The penultimate piece of the puzzle was the tech to use for online play. I’ve been spending a fair bit of time getting to grips with Fantasy Grounds Unity after going in deep with the kickstarter. It’s been a steep learning curve, but seems to be paying dividends with The Evils of Illmire. And so with that final decision preparation began. I built a Saga of the Splintered Realm module for Fantasy Grounds Unity with a template character sheet and other rules content, and an Evils of Illmire module with all the game maps, NPC’s and content. In fact, I’ve put a ton of work into this…
The final stage was rustling up some players and after a couple of posts on Twitter I had an elite group of roleplayers lined up, @chrisesharp, @Dragongirl74, @Hastati100 and @MozleyJim. This is how the first session went down…
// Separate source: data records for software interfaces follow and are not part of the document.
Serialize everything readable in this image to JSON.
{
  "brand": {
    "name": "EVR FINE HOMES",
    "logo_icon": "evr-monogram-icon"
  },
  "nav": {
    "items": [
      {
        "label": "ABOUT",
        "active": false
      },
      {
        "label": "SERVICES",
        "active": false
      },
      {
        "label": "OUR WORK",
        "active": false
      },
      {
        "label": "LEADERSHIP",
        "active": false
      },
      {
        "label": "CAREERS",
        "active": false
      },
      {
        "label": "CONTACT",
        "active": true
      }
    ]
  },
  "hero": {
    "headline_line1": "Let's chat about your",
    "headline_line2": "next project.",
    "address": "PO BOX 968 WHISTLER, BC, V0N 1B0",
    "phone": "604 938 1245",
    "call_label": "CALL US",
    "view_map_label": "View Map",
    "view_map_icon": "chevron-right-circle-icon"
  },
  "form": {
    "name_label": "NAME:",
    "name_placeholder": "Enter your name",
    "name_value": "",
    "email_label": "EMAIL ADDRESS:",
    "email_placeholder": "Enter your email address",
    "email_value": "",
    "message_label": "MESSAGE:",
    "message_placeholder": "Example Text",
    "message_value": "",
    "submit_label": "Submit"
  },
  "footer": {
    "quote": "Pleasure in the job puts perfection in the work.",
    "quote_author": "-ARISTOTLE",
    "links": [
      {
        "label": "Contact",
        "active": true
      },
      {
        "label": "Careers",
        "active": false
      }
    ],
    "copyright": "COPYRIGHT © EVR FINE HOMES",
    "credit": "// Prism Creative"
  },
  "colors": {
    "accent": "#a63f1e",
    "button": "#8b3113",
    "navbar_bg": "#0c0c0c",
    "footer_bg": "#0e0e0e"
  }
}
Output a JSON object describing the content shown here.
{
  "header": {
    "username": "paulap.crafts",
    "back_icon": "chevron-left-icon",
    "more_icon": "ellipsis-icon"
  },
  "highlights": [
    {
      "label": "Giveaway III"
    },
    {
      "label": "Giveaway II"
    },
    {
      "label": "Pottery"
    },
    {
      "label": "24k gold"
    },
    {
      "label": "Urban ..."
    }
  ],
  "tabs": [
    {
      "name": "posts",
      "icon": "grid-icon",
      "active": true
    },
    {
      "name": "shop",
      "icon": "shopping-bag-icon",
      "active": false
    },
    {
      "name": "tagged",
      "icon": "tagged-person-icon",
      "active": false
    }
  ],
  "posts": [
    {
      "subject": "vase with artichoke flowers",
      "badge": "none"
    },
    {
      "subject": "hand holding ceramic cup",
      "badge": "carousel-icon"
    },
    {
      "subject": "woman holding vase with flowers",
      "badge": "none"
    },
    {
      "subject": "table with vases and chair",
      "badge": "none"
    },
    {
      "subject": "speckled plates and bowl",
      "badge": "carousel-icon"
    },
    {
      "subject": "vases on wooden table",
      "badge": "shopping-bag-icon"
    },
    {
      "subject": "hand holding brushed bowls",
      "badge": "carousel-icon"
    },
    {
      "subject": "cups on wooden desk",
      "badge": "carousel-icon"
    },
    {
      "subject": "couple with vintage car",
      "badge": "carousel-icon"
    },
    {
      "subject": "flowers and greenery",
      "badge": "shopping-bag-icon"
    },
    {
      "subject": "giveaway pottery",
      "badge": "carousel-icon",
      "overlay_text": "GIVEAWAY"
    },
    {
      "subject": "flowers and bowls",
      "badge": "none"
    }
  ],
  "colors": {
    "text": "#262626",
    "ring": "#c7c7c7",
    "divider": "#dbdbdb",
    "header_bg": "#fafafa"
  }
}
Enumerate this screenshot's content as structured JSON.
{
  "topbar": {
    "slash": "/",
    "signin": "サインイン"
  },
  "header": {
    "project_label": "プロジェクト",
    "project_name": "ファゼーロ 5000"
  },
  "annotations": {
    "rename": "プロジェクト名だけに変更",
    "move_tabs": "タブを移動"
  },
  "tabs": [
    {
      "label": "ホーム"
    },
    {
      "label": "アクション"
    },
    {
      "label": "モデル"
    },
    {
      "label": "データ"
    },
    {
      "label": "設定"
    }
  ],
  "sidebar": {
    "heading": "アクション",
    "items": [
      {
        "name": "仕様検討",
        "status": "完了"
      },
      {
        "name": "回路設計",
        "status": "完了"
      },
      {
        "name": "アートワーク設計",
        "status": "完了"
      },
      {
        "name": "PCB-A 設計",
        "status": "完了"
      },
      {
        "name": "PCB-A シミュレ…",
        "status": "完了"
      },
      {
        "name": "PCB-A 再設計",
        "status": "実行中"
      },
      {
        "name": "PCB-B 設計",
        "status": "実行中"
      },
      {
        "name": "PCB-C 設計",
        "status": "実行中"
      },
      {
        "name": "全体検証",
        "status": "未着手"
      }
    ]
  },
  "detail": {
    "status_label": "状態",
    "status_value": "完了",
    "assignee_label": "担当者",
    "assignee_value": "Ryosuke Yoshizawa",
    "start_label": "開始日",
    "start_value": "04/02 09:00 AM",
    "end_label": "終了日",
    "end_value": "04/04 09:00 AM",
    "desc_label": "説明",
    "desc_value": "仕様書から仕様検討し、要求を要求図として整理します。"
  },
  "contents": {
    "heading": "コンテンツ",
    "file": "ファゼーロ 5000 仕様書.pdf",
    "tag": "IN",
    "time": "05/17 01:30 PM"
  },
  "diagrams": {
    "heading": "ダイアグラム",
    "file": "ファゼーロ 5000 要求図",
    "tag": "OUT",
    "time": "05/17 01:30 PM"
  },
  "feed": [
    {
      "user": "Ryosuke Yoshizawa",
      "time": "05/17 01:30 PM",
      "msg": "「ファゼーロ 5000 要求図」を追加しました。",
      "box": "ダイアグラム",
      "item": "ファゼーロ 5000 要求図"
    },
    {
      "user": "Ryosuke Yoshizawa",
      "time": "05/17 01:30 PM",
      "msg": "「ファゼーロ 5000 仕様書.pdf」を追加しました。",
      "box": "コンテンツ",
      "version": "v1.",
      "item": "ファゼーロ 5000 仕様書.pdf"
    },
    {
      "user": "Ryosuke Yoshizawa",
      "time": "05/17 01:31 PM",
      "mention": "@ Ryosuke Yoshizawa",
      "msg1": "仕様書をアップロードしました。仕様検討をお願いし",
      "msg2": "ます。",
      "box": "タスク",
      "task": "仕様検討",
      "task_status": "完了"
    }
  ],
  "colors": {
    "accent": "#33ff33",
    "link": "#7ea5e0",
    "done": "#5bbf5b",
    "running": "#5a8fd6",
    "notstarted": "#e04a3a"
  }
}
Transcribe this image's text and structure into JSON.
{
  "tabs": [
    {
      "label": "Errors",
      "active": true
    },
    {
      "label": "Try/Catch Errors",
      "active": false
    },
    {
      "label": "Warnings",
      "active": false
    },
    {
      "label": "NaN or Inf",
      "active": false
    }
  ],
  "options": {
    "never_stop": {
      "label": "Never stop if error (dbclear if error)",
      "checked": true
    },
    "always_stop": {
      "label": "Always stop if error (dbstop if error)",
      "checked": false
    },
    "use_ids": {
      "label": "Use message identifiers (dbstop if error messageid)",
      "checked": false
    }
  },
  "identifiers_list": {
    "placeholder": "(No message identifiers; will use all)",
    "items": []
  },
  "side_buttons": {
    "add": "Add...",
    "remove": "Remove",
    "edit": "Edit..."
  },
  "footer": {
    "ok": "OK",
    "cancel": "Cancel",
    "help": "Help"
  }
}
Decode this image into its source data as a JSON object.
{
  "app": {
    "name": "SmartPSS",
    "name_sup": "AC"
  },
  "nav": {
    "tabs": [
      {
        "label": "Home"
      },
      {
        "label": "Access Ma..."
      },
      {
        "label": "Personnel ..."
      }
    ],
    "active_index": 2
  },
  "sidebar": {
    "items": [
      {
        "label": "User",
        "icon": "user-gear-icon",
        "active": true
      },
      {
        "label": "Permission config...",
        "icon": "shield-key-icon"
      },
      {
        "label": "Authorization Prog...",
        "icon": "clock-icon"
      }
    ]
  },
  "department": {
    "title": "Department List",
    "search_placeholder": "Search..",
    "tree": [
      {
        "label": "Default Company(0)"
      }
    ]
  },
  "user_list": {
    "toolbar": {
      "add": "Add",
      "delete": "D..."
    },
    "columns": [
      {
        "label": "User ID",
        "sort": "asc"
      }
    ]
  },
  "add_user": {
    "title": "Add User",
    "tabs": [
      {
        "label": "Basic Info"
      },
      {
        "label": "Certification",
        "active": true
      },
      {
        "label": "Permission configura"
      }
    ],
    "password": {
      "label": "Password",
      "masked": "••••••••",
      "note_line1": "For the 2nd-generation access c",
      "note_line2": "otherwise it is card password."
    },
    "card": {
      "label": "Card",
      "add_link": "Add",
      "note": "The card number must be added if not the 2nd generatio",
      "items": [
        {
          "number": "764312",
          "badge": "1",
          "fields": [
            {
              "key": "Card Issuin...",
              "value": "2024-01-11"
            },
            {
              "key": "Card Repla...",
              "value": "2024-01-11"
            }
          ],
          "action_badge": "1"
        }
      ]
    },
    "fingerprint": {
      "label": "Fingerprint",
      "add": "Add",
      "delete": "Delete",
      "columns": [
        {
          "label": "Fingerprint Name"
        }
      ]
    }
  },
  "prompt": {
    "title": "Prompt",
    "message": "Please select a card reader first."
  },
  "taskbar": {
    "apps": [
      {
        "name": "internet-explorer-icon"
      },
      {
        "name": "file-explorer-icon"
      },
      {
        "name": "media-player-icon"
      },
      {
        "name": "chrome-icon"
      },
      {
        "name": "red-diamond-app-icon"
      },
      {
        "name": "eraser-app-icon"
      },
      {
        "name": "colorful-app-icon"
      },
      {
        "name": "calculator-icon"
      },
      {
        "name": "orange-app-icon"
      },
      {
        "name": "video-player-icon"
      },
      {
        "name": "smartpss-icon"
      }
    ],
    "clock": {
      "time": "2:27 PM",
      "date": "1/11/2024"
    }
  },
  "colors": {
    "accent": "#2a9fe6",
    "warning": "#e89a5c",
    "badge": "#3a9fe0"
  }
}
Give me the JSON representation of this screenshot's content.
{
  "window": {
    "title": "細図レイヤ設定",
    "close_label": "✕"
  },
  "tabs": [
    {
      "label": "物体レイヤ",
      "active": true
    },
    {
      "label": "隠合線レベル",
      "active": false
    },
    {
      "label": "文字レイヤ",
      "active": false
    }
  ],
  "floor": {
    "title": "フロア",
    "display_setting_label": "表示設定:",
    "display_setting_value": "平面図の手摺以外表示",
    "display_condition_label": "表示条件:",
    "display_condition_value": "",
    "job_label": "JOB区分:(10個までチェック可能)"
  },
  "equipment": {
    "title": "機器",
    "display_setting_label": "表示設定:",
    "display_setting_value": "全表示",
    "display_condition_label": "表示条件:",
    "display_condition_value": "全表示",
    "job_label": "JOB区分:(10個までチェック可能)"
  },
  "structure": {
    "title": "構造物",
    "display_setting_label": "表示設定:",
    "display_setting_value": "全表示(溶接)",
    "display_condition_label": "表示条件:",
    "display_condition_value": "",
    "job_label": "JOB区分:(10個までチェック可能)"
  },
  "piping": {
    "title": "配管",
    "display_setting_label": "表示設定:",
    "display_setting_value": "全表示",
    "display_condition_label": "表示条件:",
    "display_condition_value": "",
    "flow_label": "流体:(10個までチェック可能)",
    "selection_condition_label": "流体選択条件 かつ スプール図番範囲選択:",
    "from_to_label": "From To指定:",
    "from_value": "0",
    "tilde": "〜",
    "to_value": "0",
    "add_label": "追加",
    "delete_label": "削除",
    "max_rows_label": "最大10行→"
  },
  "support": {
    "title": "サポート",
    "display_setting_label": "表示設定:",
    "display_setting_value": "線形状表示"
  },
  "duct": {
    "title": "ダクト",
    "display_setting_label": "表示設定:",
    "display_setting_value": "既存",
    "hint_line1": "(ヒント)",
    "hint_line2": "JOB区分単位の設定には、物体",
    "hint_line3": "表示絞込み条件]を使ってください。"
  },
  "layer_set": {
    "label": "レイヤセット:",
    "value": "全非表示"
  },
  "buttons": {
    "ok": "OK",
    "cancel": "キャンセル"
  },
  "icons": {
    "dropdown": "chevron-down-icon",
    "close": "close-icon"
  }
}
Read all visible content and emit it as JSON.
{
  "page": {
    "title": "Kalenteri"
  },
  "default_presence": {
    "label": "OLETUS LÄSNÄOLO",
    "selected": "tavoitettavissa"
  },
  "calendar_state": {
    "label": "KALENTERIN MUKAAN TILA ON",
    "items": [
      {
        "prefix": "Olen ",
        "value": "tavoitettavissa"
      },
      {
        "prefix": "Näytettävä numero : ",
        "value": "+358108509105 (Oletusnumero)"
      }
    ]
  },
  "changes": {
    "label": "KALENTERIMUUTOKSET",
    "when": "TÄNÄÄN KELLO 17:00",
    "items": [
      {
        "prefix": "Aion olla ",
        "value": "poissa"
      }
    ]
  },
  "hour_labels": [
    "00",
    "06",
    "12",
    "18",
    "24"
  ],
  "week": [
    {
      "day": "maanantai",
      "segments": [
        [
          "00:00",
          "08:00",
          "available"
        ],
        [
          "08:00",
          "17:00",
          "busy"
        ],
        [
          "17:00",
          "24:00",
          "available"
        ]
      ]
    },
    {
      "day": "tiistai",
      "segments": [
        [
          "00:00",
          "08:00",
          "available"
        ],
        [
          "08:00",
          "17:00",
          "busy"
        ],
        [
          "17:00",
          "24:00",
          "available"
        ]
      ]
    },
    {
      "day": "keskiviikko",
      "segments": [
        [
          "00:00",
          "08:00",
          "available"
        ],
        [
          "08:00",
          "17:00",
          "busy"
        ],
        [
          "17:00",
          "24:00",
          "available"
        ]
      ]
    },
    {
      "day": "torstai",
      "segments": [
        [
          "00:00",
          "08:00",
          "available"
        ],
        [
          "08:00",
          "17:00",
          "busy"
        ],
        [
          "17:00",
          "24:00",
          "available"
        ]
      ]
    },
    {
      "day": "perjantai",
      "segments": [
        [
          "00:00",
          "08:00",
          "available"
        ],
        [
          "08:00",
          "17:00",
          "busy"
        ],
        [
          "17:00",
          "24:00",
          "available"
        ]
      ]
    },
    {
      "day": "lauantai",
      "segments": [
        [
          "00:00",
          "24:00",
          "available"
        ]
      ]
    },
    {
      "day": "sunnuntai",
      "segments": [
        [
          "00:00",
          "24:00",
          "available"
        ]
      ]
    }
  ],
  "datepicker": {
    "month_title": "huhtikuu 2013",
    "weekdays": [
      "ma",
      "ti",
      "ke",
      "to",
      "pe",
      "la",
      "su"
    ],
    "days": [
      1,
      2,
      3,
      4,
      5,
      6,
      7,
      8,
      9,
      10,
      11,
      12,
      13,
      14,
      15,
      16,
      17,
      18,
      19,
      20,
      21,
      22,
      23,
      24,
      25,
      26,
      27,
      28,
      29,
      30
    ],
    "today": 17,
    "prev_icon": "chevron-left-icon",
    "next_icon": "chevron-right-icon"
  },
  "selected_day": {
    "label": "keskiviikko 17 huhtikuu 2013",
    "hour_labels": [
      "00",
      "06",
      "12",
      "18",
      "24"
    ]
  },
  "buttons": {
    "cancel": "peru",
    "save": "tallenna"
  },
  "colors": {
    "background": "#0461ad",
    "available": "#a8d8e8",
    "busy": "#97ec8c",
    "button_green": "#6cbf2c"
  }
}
Saga of the Splintered Realm chargen is simple. Stats are between 2-12 (although 3d6 are rolled and the lowest number dropped); each stat gets a modifier but that actual stat is used for rolls. Everything is target 20, so a Dex roll is 1d20+Dex vs a target of 20, very neat. Stat modifiers are used for attacks and a few other bits. Classes are similar to B/X but can be customised with Talents (from level 3) and Callings which specialise classes. We’ll see how it holds up over the coming weeks. The characters we have are:
- Anistor “18”, Human Warrior (@MozleyJim)
- Evalore, Human Magic-user (@Dragongirl74)
- Gravik, Dwarf Myrmidon (@Hastati100)
- Kristos Hystomedes, Human Thief (@chrisesharp)
Our party start as members of the Free Company of Adventurers and Vagabonds (yeah, a crappy name, but what the hell), called up in front of the Baroness for botching their last job. She wants them out of her hair and sends them to Illmire while things cool down, with a request to assist an old friend, Lord Crellmont, who has sent a mysterious message stating that there is trouble in Illmire and he needs help. If they do this, she will make the problems from their last job go away…
A few days travel to the remote area sees them nearing Illmire, the stench of the swamp caught on the wind and snow capped heights of the Klepperhorn in the distance. Their wagon is approached by a band of circus folk, acrobats and clowns who tell them of the big top up ahead, and of the fortunes that are told by the mysterious Esmeraldra. The party head on to the circus and spend a little time there while their impatient wagoneer Grelland grumbles… he wants to be in Illmire before dark. The circus is lacking in the energy and colour associated with such places, the only stand out being Esmeraldra who offers to tell their fortunes for 100 gold coins, way more than they have between them right now. Maybe they will come back to watch a performance or have their fortunes read, but for now they climb back on the wagon and continue on to Illmire.
A couple of miles later they arrive at a scene of carnage, another wagon overturned and the horse pulling it full of arrows. There are no bodies, but clear signs of a struggle and a trail heading northwards. Grelland grumbles once more, if they want to follow the trail they can make their own way to Illmire, still a good few miles away. Feeling duty bound not to abandon the innocent victims of whatever happened here, they follow the trail, heading towards the hills in the distance with a the small silhoutte of a watchtower. It’s a bright spring day and moving at a good pace the road to Illmire is soon miles behind; fortunately our sharp eyed heroes spot an ambush up ahead… we will find out what they do (and most likely how combat and magic works in SotSR) next time.